A couple of weeks ago, Melitz and Otzma asked me to provide their students with a view of 'the big or bigger picture'. That is, to facilitate a Israeli Politics 101 session which helps them to grasp the idea that there is more to Israel and Israeli current affairs than just Disengagement, Terrorism and Peace Processes.
Frankly, it's often difficult to decipher what exactly constitutes the bigger picture when it comes to Israel. What do I mean? Are the societal ingredients in Israeli society small fish in comparison to the bigger fish of terror, war, peace and everything in-between? Or does intra-Israel politics more clearly define Israel as it is today and provide a clearer bigger picture than the things that more often than not get CNN and BBC executives giggling with joy and excitement?
In this ten days of personal introspection and evaluation, highlighted by Rosh Hashanah and Yom Kippur at either end, it was very nice of the Shinui party and others to provide us with the opportunity for a little national self-evaluation on topics outside the army, borders and fences. The issues themselves raise questions about the Jewish character of the state and Judaism's relationship with democracy. In addition, the way the issues are beng handled gives us an uncomfortable reminder of how desperately controversial and hurtful such issues can become.
One can always rely on politicians to bring things to a head.
The Ganot interchange, as big and busy as it is, may not have thought she would attract quite the attention that it now finds itself swimming in. I am no halachic expert so I do not wish to comment in that regard, other than to say that I am, in general, in favor of maintaining strong Jewish character in the state. The lines between flavour and in fact enforcing views of one on another remain blurred. There is a great deal of sensitive legislative work to do in that regard.

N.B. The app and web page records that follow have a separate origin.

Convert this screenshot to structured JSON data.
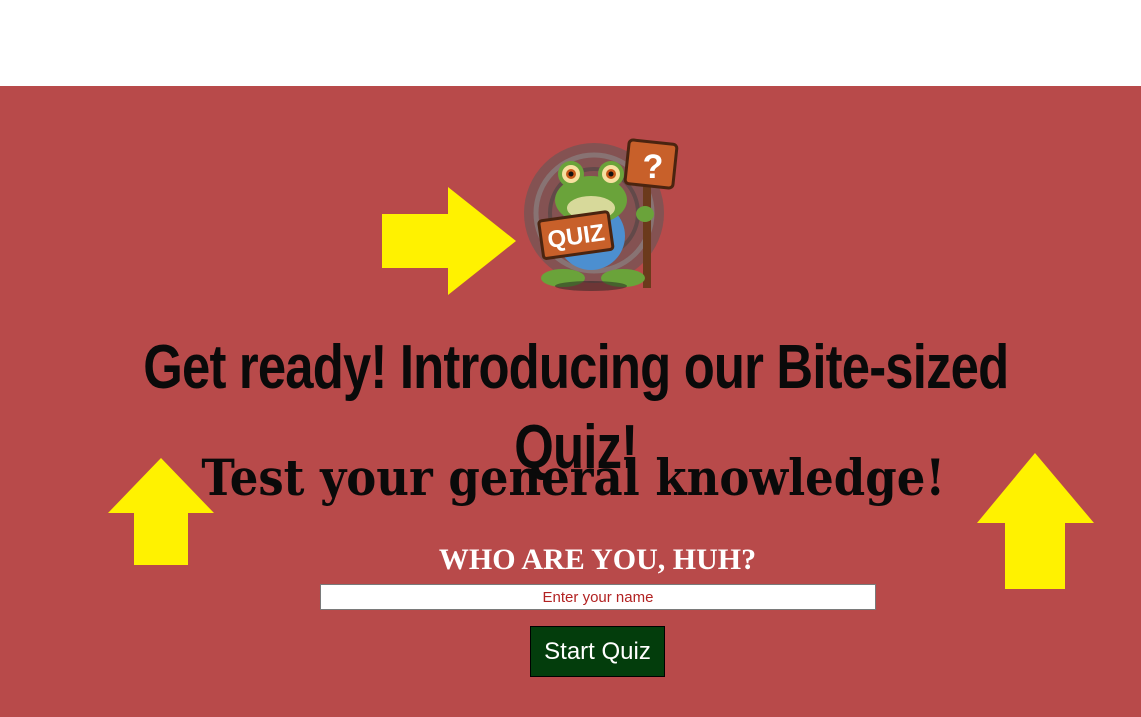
{
  "colors": {
    "background": "#b84a4a",
    "arrow": "#fff200",
    "button": "#033d0c",
    "placeholder": "#b22222"
  },
  "logo": {
    "badge_text": "QUIZ",
    "sign_text": "?"
  },
  "headline": "Get ready! Introducing our Bite-sized Quiz!",
  "subheadline": "Test your general knowledge!",
  "who_label": "WHO ARE YOU, HUH?",
  "name_input": {
    "placeholder": "Enter your name",
    "value": ""
  },
  "start_button": {
    "label": "Start Quiz"
  },
  "icons": [
    "frog-quiz-logo-icon",
    "arrow-right-icon",
    "arrow-up-icon"
  ]
}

Regardless, I am not impressed with the pretty horrific insults flying from Shinui mouths. Claims of extortion and blackmail and the like lead us nowhere but to hatred and hurt. I actually struggle to fathom the Shinui attacks in light of their own attempts to convince Sharon to carry forth the controversial policies that suit their supporters - civil marriage laws, for example. In reality, is there any difference between Shinui and ultra-Orthodox approaches to coalition building and power battles? Doesn't Shas have an equal right to push for extra benefits to the poor as well?
When it comes to the crunch, there is probably just one man enjoying this jostling for power. I am sure Ariel Sharon can still taste the sweetness of his upset victory over the Likud rebels - small but sweet nonetheless. As he looks to reshuffle the Cabinet seats, he will be playing fairly hard to get.
The other Shinui-inspired issue is less difficult for me. Like last year when their MKs made similar complaints, Avraham Poraz and friends are now demanding that any Government-backed initiatives to encourage involvement in Yom Kippur observance and prayer be cancelled and rejected. I might not go as far as Shas' Eli Yishai (in the above link), but certainly I am uncomfortable with this Shinui policy. A simple reading of the information provided by MK Rabbi Melchior makes it clear that the program's intention is by no means to "persuade people to become observant Jews". Rather, it appears to be a refreshing and creative means of allowing Israeli Jews to discover or rediscover aspects of their heritage and traditions and to mix with other Jews of different persuasions. Creative tefilah/prayer is a key element of Jewish education worldwide and would not do any harm here.
Of course the line between State and Synagogue in Israel is blurred and sometimes impossible to navigate. Still, a government of the Jewish state should be congratulated for supporting such seemingly harmless Jewish projects. How silly it would be if non-Jewish governments around the world encouraged maintenance of religious observance and culture but our own state refrained from doing so. I know that in New Zealand, we often applied to the government and the Lotto Grants Authority for Jewish educational funding and in fact the Government there supports the Jewish schools only if they maintain their Jewish character.
I hope all kinds of Israelis take advantage of 'Judaism for All' on Thursday.
Here we are then, just before Yom Kippur and I am still not sure what exactly anyone means by 'the bigger picture' - but that does not really matter.
What is important is that we are finding time to look at other issues and topics that require discussion and evaluation. It is important that Hamas Incorporated does not always dictate our lives and our thoughts.
As well as these intra-political issues, there is so much more that we Israelis should commit ourselves to working on post-Yom Kippur. The road toll is horrific, a full ten times greater than the terror toll. We still leave our weakest links to struggle. (A statistic that presents average salary as 7500 shekels per month means nothing to two-thirds of the population). Last but not least, crime and violence continue to spiral out of control. Work has begun and it is reaching the top of Israel's policy agenda slowly - better late than never.
Yom Kippur is always a special day in Israel. Streets are almost empty and there is a real sense of introspection. There is a lot of positive here and we need to do some good national self-evaluation on Thursday to make sure that the optimism can be harnessed and led down a path of tolerance, responsibility, national pride and security.